    I actually think that a large amount of people do only buy them for the sole…that’s a large part of the appeal! There are actually a large number of stores in Tokyo selling red-soled shoes on the cheap, and the girls sure do buy them. To be honest, his shoe designs aren’t that interesting or innovative (imo) and if he loses this, I really think less people will buy them because of the loss of exclusivity. I’m interested in seeing how this plays out…

  • Anonymous

    You are right, I guess those are the same people who buy any clothing brand just to show off the logo.

    He has a few good designs, but yes, he is no Pierre Hardy. This will be an interesting story to follow.

  • Jill
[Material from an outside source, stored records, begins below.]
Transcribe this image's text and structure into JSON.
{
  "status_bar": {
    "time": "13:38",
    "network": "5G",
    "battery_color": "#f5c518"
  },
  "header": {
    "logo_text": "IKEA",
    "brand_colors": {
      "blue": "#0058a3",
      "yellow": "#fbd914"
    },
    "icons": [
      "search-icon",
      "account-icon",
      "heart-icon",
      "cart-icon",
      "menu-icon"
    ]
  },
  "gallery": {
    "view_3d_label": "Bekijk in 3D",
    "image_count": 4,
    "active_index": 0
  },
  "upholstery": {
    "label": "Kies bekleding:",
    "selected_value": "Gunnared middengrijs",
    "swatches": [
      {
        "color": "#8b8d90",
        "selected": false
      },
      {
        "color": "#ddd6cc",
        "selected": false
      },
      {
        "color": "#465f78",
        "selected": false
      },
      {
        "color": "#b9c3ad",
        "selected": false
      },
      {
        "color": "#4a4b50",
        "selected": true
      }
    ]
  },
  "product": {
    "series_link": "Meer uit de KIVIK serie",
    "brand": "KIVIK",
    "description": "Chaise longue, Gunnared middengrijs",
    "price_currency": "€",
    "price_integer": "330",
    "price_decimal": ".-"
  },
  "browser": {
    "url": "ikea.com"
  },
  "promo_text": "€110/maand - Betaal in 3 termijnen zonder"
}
    I read the judge’s Aug. 10 and decision and I’m with you, Louboutin has a lot to lose. The judge basically thinks Louboutin’s 2008 trademark for the red sole is not protectable under the Lanham act for trademark law. He refused to grant the preliminary injunction to have YSL stop selling their shoes and YSL is going after Louboutin for interfering with their business!  I’m curious as to how the case management meeting went yesterday in Manhattan. Trademark law is really based on confusion in the marketplace so give me a break, if you are spending that much money on shoes you know whether you are buying Louboutin or YSL!

    As for your baby sleeping through the night, you are SO lucky. Don’t tell other new mothers though. They will be so jealous!

  • http://tinyurl.com/3tlawty 80aa5e14aGina
  • AnastazjaO

    I actually think that the trademark red sole is a brilliant marketing strategy. It creates the image of the brand, which affects sales more than the product itself. Coca Cola has people to create the sound made when opening a tin. Burberry wouldn’t be Burberry without the famous plaid. The soles are probably the reason why Louboutin has been more recognizable among fashion laymen than other luxury shoe designers.
    It also makes product placemet easier. When a person that doesn’t recognize a brand by its shoe design sees a Jimmy Choo in a movie, they don’t know who the designer is unless the name is mentioned. When one sees an actress wearing Louboutins, most women immediately know what it is – guess why? The same applies to photos of celebrities etc. So yes, I do think the red soles have largely contributed to Louboutin’s success.

  • Anonymous

    Yes, it has definitely helped with growing his brand, but I’d like to think consumers are smart enough not to buy somehting ONLY for its branding. But then again, most of them probably do. I can’t wait to hear what happens next.